PSI is the largest distributor of mosquito nets worldwide and a leader in the field of rapid diagnostic testing and treatment. These efforts, alongside other vector control measures and seasonal malaria chemoprevention already led to a 47% drop in the global mortality rate between 2010 and 2013. The new strategy builds on this success via a three-pronged approach: ensuring universal access to malaria prevention, diagnosis and treatment; accelerating efforts toward elimination and attainment of malaria-free status; and strengthening malaria surveillance.

Antimicrobial resistance

Equally important for those interested in malaria and other infectious diseases is the focus the World Health Assembly placed on antimicrobial resistance. On Monday, the Assembly endorsed a global action plan that covers resistance to antibiotics and other drugs used to treat diseases like malaria, HIV/AIDS and tuberculosis.

This is an issue of particular concern as many recent improvements in global health are now under threat because of resistance to a wide range of medicines commonly used. In parts of the Greater Mekong subregion, for example, resistance to the best available malaria treatments, artemisinin-based combination therapies (ACTs), has already been detected. In general, drug resistance means doctors are having to use “last-resort” medicines that are often more costly and less likely to be available or affordable in low and middle income countries.

The action plan sets out 5 objectives: 1) improve awareness and understanding of antimicrobial resistance; 2) strengthen surveillance and research; 3) reduce the incidence of infection; 4) optimize the use of antimicrobial medicines; and 5) ensure sustainable investment in countering antimicrobial resistance. The plan requires that all Member States have a national antimicrobial action plan in place by 2017, in line with the global action plan.

Emergency response

In her opening remarks to the Assembly, WHO Director-General Dr Margaret Chan acknowledged the challenges her agency, and the global community at large, faced in responding to the Ebola outbreak in West Africa. Over their working weekend, the Assembly made a series of decisions that structurally reform the WHO to help it better respond to emergencies and disease outbreaks.

The WHO will create an emergency program that will emphasize “adaptability, flexibility and accountability, humanitarian principles, predictability, timeliness and country ownership”. The WHO will now also set up a US$100 million contingency fund to help finance a coordinated WHO response to future health emergencies like Ebola. The fund will initially run as a two-year pilot, with a thorough evaluation to follow.

Maternal and child nutrition

In 2012, the WHA adopted a comprehensive implementation plan on maternal, infant and young child nutrition.
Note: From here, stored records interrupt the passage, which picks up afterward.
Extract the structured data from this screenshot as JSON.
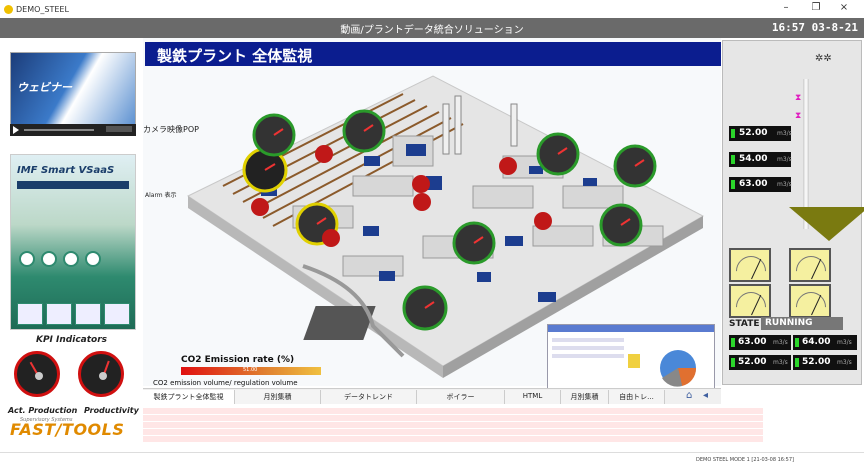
{
  "window": {
    "app_name": "DEMO_STEEL",
    "minimize": "–",
    "restore": "❐",
    "close": "×"
  },
  "banner": {
    "title": "動画/プラントデータ統合ソリューション",
    "clock": "16:57 03-8-21"
  },
  "left": {
    "video_text": "ウェビナー",
    "ad_title": "IMF Smart VSaaS",
    "kpi_title": "KPI Indicators",
    "kpi_labels": [
      "Act. Production",
      "Productivity"
    ],
    "brand": "FAST/TOOLS",
    "brand_sub": "Supervisory Systems"
  },
  "main": {
    "title": "製鉄プラント 全体監視",
    "camera_label": "カメラ映像POP",
    "alarm_label": "Alarm 表示",
    "co2_title": "CO2 Emission rate (%)",
    "co2_bar_value": "51.00",
    "co2_subtitle": "CO2 emission volume/ regulation volume"
  },
  "right": {
    "readings": [
      {
        "value": "52.00",
        "unit": "m3/s"
      },
      {
        "value": "54.00",
        "unit": "m3/s"
      },
      {
        "value": "63.00",
        "unit": "m3/s"
      }
    ],
    "state_label": "STATE",
    "state_value": "RUNNING",
    "bottom_readings": [
      {
        "value": "63.00",
        "unit": "m3/s"
      },
      {
        "value": "64.00",
        "unit": "m3/s"
      },
      {
        "value": "52.00",
        "unit": "m3/s"
      },
      {
        "value": "52.00",
        "unit": "m3/s"
      }
    ]
  },
  "tabs": [
    "製鉄プラント全体監視",
    "月別集積",
    "データトレンド",
    "ボイラー",
    "HTML",
    "月別集積",
    "自由トレ..."
  ],
  "status": {
    "text": "DEMO STEEL MODE 1 [21-03-08 16:57]"
  },
  "colors": {
    "banner": "#6a6a6a",
    "title_bar": "#0b1d8f",
    "ok_led": "#2bd62b",
    "alarm_row": "#ffe6e6"
  }
}
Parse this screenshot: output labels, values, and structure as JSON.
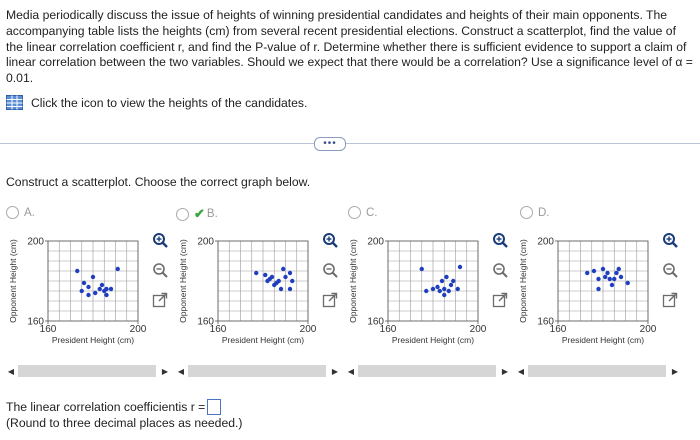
{
  "problem": {
    "text": "Media periodically discuss the issue of heights of winning presidential candidates and heights of their main opponents. The accompanying table lists the heights (cm) from several recent presidential elections. Construct a scatterplot, find the value of the linear correlation coefficient r, and find the P-value of r. Determine whether there is sufficient evidence to support a claim of linear correlation between the two variables. Should we expect that there would be a correlation? Use a significance level of α = 0.01."
  },
  "table_link": {
    "label": "Click the icon to view the heights of the candidates.",
    "icon": "table-icon"
  },
  "expand_button": {
    "label": "•••"
  },
  "instruction": "Construct a scatterplot. Choose the correct graph below.",
  "options": [
    {
      "letter": "A.",
      "selected": false
    },
    {
      "letter": "B.",
      "selected": true
    },
    {
      "letter": "C.",
      "selected": false
    },
    {
      "letter": "D.",
      "selected": false
    }
  ],
  "chart_data": [
    {
      "type": "scatter",
      "option": "A",
      "xlabel": "President Height (cm)",
      "ylabel": "Opponent Height (cm)",
      "xlim": [
        160,
        200
      ],
      "ylim": [
        160,
        200
      ],
      "xticks": [
        "160",
        "200"
      ],
      "yticks": [
        "160",
        "200"
      ],
      "grid": true,
      "points": [
        [
          173,
          185
        ],
        [
          176,
          179
        ],
        [
          178,
          177
        ],
        [
          180,
          182
        ],
        [
          181,
          174
        ],
        [
          183,
          176
        ],
        [
          184,
          178
        ],
        [
          185,
          175
        ],
        [
          186,
          176
        ],
        [
          186,
          173
        ],
        [
          178,
          173
        ],
        [
          188,
          176
        ],
        [
          191,
          186
        ],
        [
          175,
          175
        ]
      ]
    },
    {
      "type": "scatter",
      "option": "B",
      "xlabel": "President Height (cm)",
      "ylabel": "Opponent Height (cm)",
      "xlim": [
        160,
        200
      ],
      "ylim": [
        160,
        200
      ],
      "xticks": [
        "160",
        "200"
      ],
      "yticks": [
        "160",
        "200"
      ],
      "grid": true,
      "points": [
        [
          177,
          184
        ],
        [
          181,
          183
        ],
        [
          182,
          180
        ],
        [
          183,
          181
        ],
        [
          184,
          182
        ],
        [
          185,
          178
        ],
        [
          186,
          179
        ],
        [
          187,
          180
        ],
        [
          188,
          176
        ],
        [
          189,
          186
        ],
        [
          190,
          182
        ],
        [
          192,
          184
        ],
        [
          193,
          180
        ],
        [
          192,
          176
        ]
      ]
    },
    {
      "type": "scatter",
      "option": "C",
      "xlabel": "President Height (cm)",
      "ylabel": "Opponent Height (cm)",
      "xlim": [
        160,
        200
      ],
      "ylim": [
        160,
        200
      ],
      "xticks": [
        "160",
        "200"
      ],
      "yticks": [
        "160",
        "200"
      ],
      "grid": true,
      "points": [
        [
          175,
          186
        ],
        [
          177,
          175
        ],
        [
          180,
          176
        ],
        [
          182,
          177
        ],
        [
          183,
          175
        ],
        [
          184,
          180
        ],
        [
          185,
          176
        ],
        [
          186,
          182
        ],
        [
          187,
          175
        ],
        [
          188,
          178
        ],
        [
          189,
          180
        ],
        [
          191,
          176
        ],
        [
          192,
          187
        ],
        [
          185,
          173
        ]
      ]
    },
    {
      "type": "scatter",
      "option": "D",
      "xlabel": "President Height (cm)",
      "ylabel": "Opponent Height (cm)",
      "xlim": [
        160,
        200
      ],
      "ylim": [
        160,
        200
      ],
      "xticks": [
        "160",
        "200"
      ],
      "yticks": [
        "160",
        "200"
      ],
      "grid": true,
      "points": [
        [
          173,
          184
        ],
        [
          176,
          185
        ],
        [
          178,
          181
        ],
        [
          180,
          186
        ],
        [
          181,
          182
        ],
        [
          182,
          184
        ],
        [
          183,
          181
        ],
        [
          184,
          178
        ],
        [
          185,
          181
        ],
        [
          186,
          184
        ],
        [
          187,
          186
        ],
        [
          188,
          182
        ],
        [
          191,
          179
        ],
        [
          178,
          176
        ]
      ]
    }
  ],
  "answer": {
    "prefix": "The linear correlation coefficientis r =",
    "note": "(Round to three decimal places as needed.)"
  },
  "colors": {
    "point": "#1f3fbf",
    "grid": "#9a9a9a",
    "accent": "#2f6bd1",
    "check": "#3aa53a"
  }
}
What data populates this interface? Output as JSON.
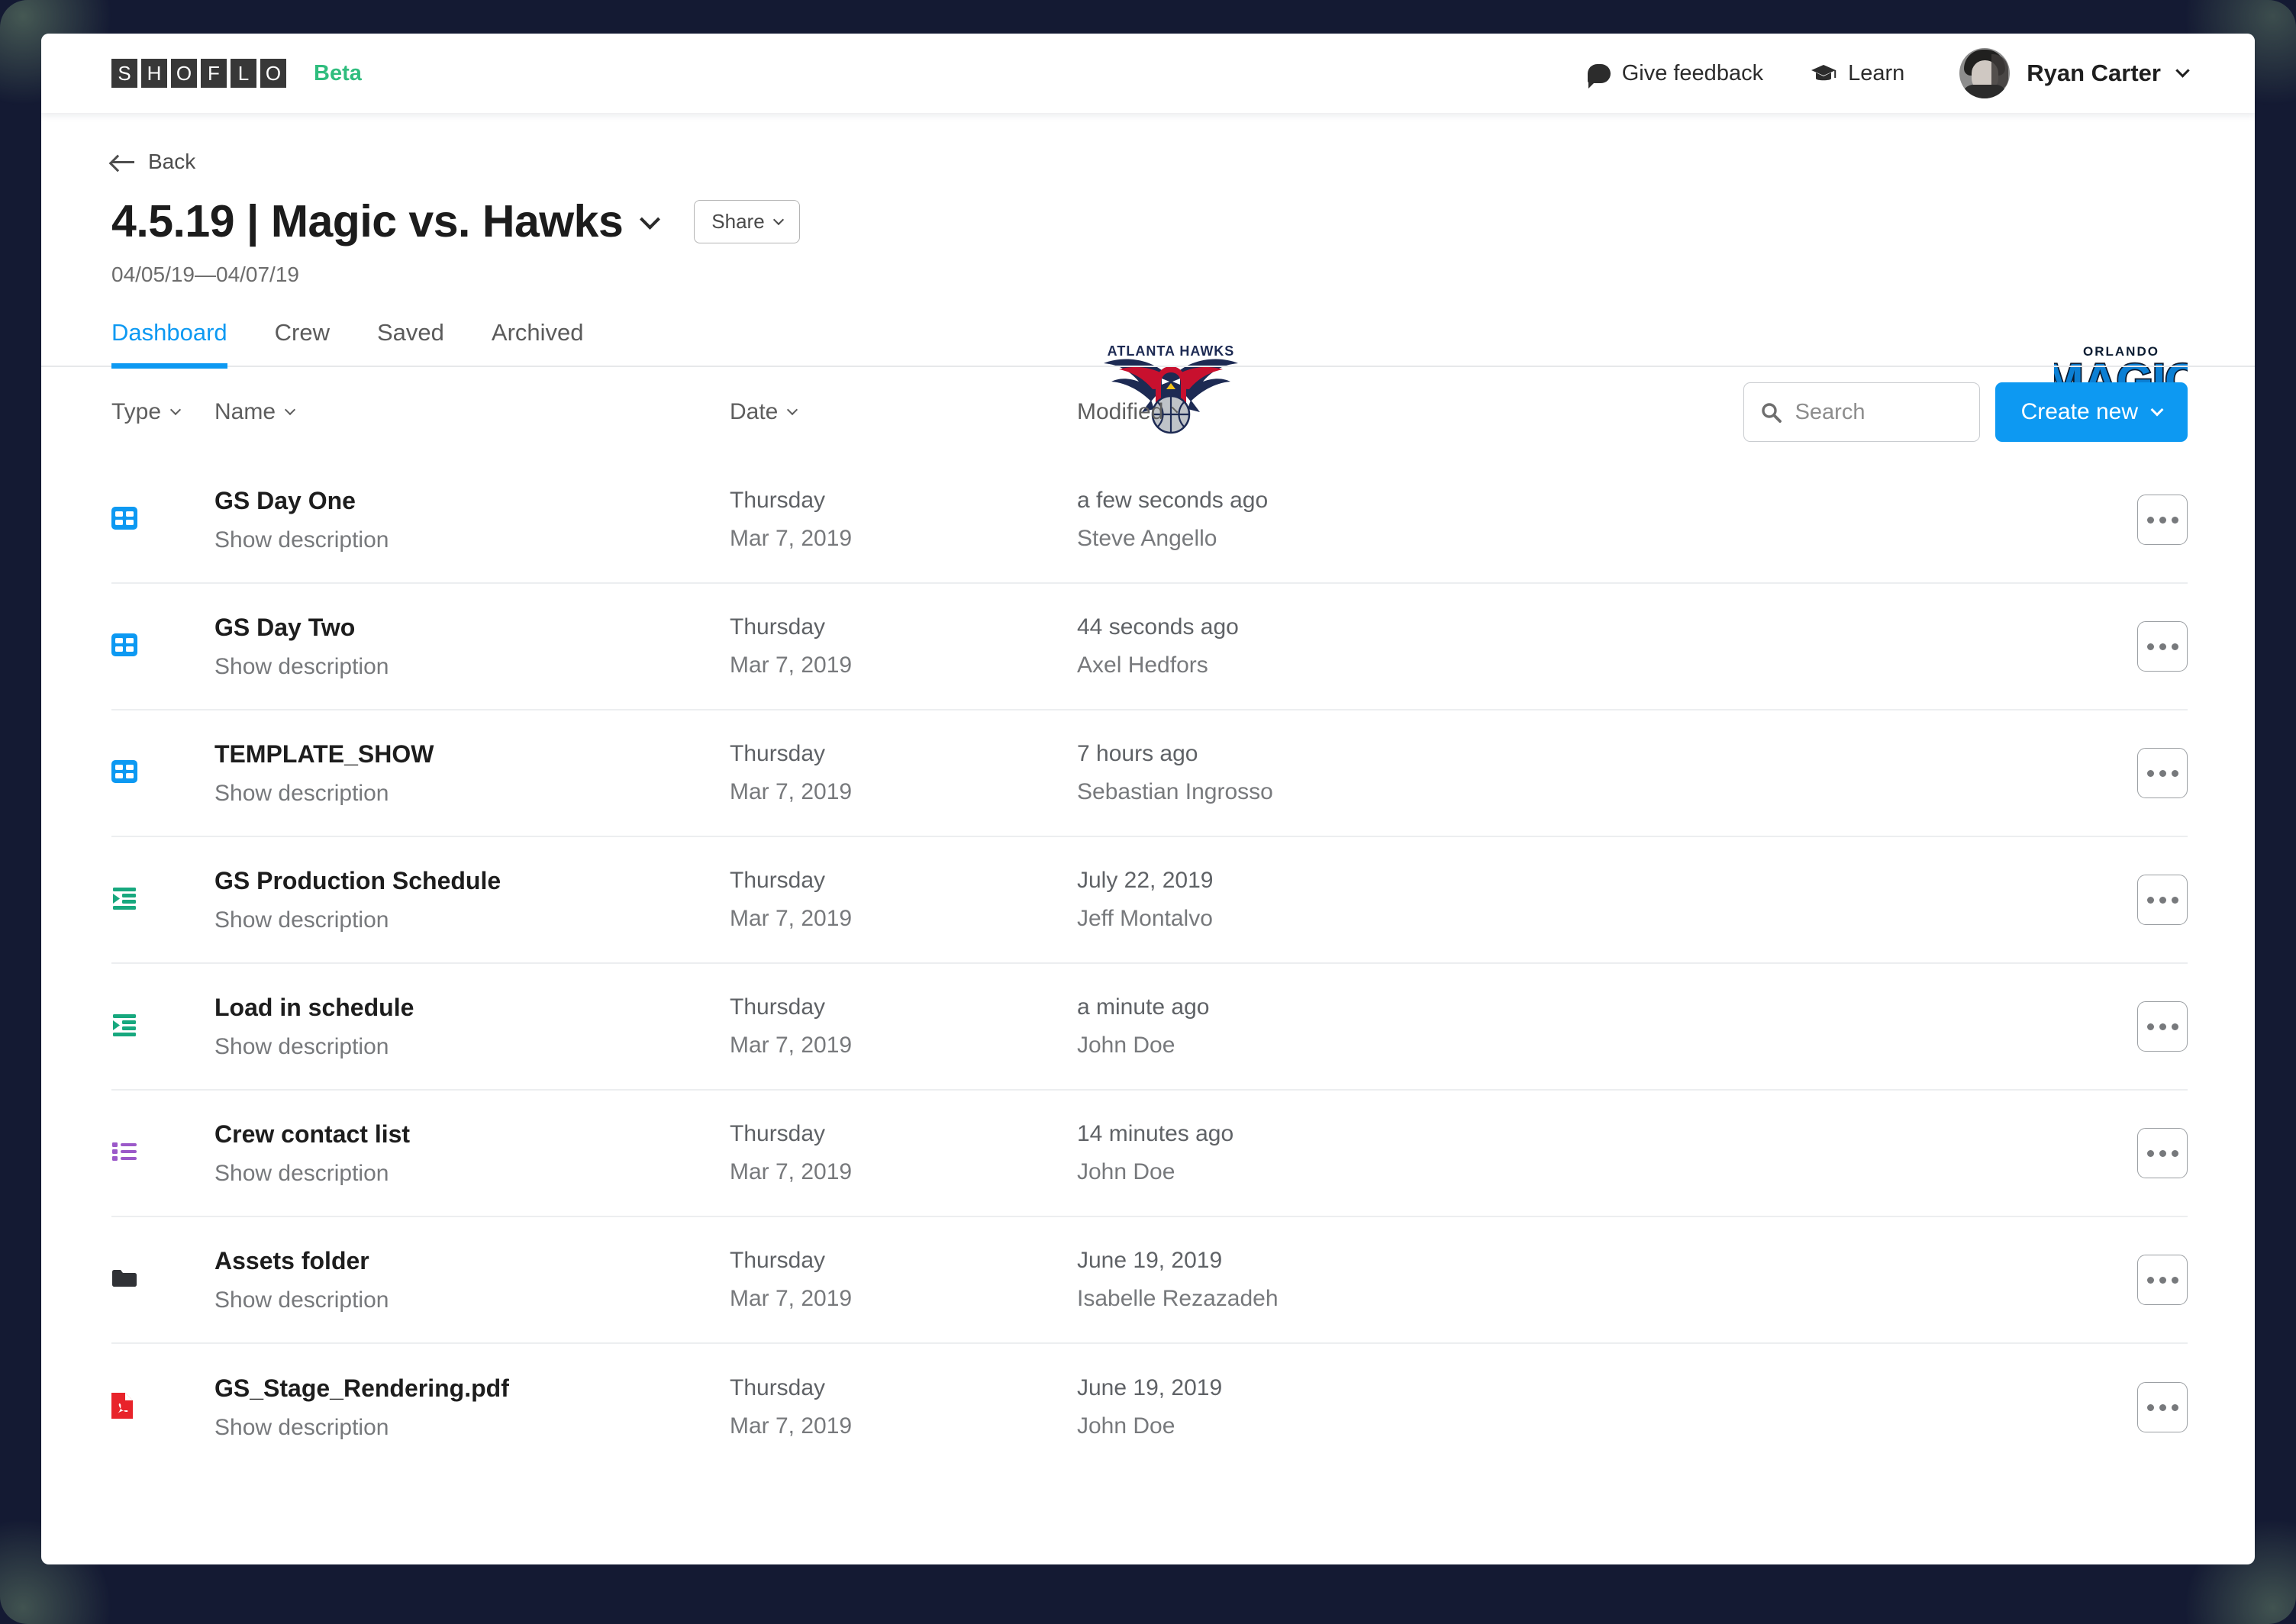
{
  "topbar": {
    "logo_letters": [
      "S",
      "H",
      "O",
      "F",
      "L",
      "O"
    ],
    "beta_label": "Beta",
    "feedback_label": "Give feedback",
    "learn_label": "Learn",
    "user_name": "Ryan Carter"
  },
  "header": {
    "back_label": "Back",
    "title": "4.5.19 | Magic vs. Hawks",
    "share_label": "Share",
    "date_range": "04/05/19—04/07/19",
    "home_team_logo": "atlanta-hawks-logo",
    "away_team_logo": "orlando-magic-logo",
    "hawks_text": "ATLANTA HAWKS",
    "magic_text_top": "ORLANDO",
    "magic_text_main": "MAGIC"
  },
  "tabs": [
    {
      "label": "Dashboard",
      "active": true
    },
    {
      "label": "Crew",
      "active": false
    },
    {
      "label": "Saved",
      "active": false
    },
    {
      "label": "Archived",
      "active": false
    }
  ],
  "toolbar": {
    "columns": [
      "Type",
      "Name",
      "Date",
      "Modified"
    ],
    "search_placeholder": "Search",
    "search_value": "",
    "create_label": "Create new"
  },
  "colors": {
    "accent_blue": "#0d99f2",
    "beta_green": "#2fbd7e",
    "frame_navy": "#141a33",
    "rundown_green": "#17a87e",
    "list_purple": "#9b59c9",
    "pdf_red": "#e8232a",
    "folder_dark": "#303236"
  },
  "rows": [
    {
      "icon": "show-grid-icon",
      "icon_kind": "grid",
      "name": "GS Day One",
      "description": "Show description",
      "date_day": "Thursday",
      "date_full": "Mar 7, 2019",
      "modified_when": "a few seconds ago",
      "modified_by": "Steve Angello",
      "menu": "row-menu"
    },
    {
      "icon": "show-grid-icon",
      "icon_kind": "grid",
      "name": "GS Day Two",
      "description": "Show description",
      "date_day": "Thursday",
      "date_full": "Mar 7, 2019",
      "modified_when": "44 seconds ago",
      "modified_by": "Axel Hedfors",
      "menu": "row-menu"
    },
    {
      "icon": "show-grid-icon",
      "icon_kind": "grid",
      "name": "TEMPLATE_SHOW",
      "description": "Show description",
      "date_day": "Thursday",
      "date_full": "Mar 7, 2019",
      "modified_when": "7 hours ago",
      "modified_by": "Sebastian Ingrosso",
      "menu": "row-menu"
    },
    {
      "icon": "rundown-icon",
      "icon_kind": "rundown",
      "name": "GS Production Schedule",
      "description": "Show description",
      "date_day": "Thursday",
      "date_full": "Mar 7, 2019",
      "modified_when": "July 22, 2019",
      "modified_by": "Jeff Montalvo",
      "menu": "row-menu"
    },
    {
      "icon": "rundown-icon",
      "icon_kind": "rundown",
      "name": "Load in schedule",
      "description": "Show description",
      "date_day": "Thursday",
      "date_full": "Mar 7, 2019",
      "modified_when": "a minute ago",
      "modified_by": "John Doe",
      "menu": "row-menu"
    },
    {
      "icon": "bullet-list-icon",
      "icon_kind": "list",
      "name": "Crew contact list",
      "description": "Show description",
      "date_day": "Thursday",
      "date_full": "Mar 7, 2019",
      "modified_when": "14 minutes ago",
      "modified_by": "John Doe",
      "menu": "row-menu"
    },
    {
      "icon": "folder-icon",
      "icon_kind": "folder",
      "name": "Assets folder",
      "description": "Show description",
      "date_day": "Thursday",
      "date_full": "Mar 7, 2019",
      "modified_when": "June 19, 2019",
      "modified_by": "Isabelle Rezazadeh",
      "menu": "row-menu"
    },
    {
      "icon": "pdf-file-icon",
      "icon_kind": "pdf",
      "name": "GS_Stage_Rendering.pdf",
      "description": "Show description",
      "date_day": "Thursday",
      "date_full": "Mar 7, 2019",
      "modified_when": "June 19, 2019",
      "modified_by": "John Doe",
      "menu": "row-menu"
    }
  ]
}
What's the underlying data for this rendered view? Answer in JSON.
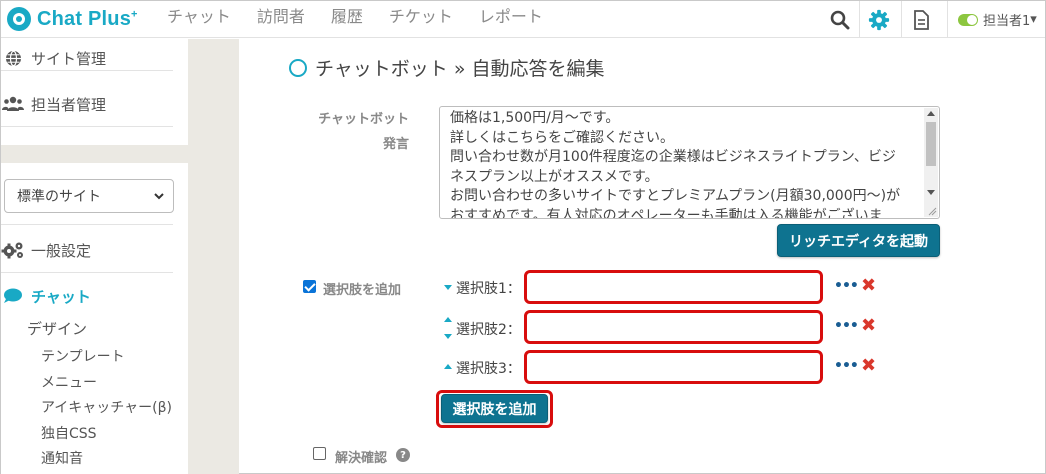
{
  "header": {
    "logo_text": "Chat Plus",
    "logo_sup": "+",
    "nav": [
      "チャット",
      "訪問者",
      "履歴",
      "チケット",
      "レポート"
    ],
    "user_label": "担当者1",
    "user_caret": "▾",
    "status_color": "#8cc63f",
    "icons": [
      "search-icon",
      "gear-icon",
      "document-icon"
    ]
  },
  "sidebar": {
    "top_items": [
      {
        "label": "サイト管理",
        "icon": "globe-icon"
      },
      {
        "label": "担当者管理",
        "icon": "users-icon"
      }
    ],
    "site_select": {
      "value": "標準のサイト"
    },
    "general_settings": {
      "label": "一般設定",
      "icon": "gears-icon"
    },
    "chat": {
      "label": "チャット",
      "icon": "speech-bubble-icon"
    },
    "design": "デザイン",
    "sub_items": [
      "テンプレート",
      "メニュー",
      "アイキャッチャー(β)",
      "独自CSS",
      "通知音"
    ]
  },
  "main": {
    "title": "チャットボット » 自動応答を編集",
    "bot_label_line1": "チャットボット",
    "bot_label_line2": "発言",
    "bot_message_lines": [
      "価格は1,500円/月～です。",
      "詳しくはこちらをご確認ください。",
      "問い合わせ数が月100件程度迄の企業様はビジネスライトプラン、ビジ",
      "ネスプラン以上がオススメです。",
      "お問い合わせの多いサイトですとプレミアムプラン(月額30,000円～)が",
      "おすすめです。有人対応のオペレーターも手動は入る機能がございま"
    ],
    "rich_editor_button": "リッチエディタを起動",
    "add_choices_label": "選択肢を追加",
    "add_choices_checked": true,
    "choices": [
      {
        "label": "選択肢1：",
        "value": ""
      },
      {
        "label": "選択肢2：",
        "value": ""
      },
      {
        "label": "選択肢3：",
        "value": ""
      }
    ],
    "add_choice_button": "選択肢を追加",
    "confirm_label": "解決確認",
    "confirm_checked": false,
    "more_glyph": "•••",
    "delete_glyph": "✖",
    "help_glyph": "?",
    "accent_color": "#19a9c5",
    "button_color": "#0e7390",
    "highlight_color": "#d80d0d"
  }
}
Part of this plan called for the development of a monitoring framework to improve accountability and inform the design of nutrition surveillance systems through a set of indicators.

During this Assembly, Member States agreed on some of those indicators, which include monitoring: the prevalence of diarrhea in children under five; the proportion of a given population using safe drinking water and sanitation services; and the proportion of mothers of children under 23 months who received breastfeeding information, counseling or support in the past year.

To find out more about the other items discussed during the World Health Assembly, visit the WHO website.

Photo Credit: WHO / Oliver O’Hanlon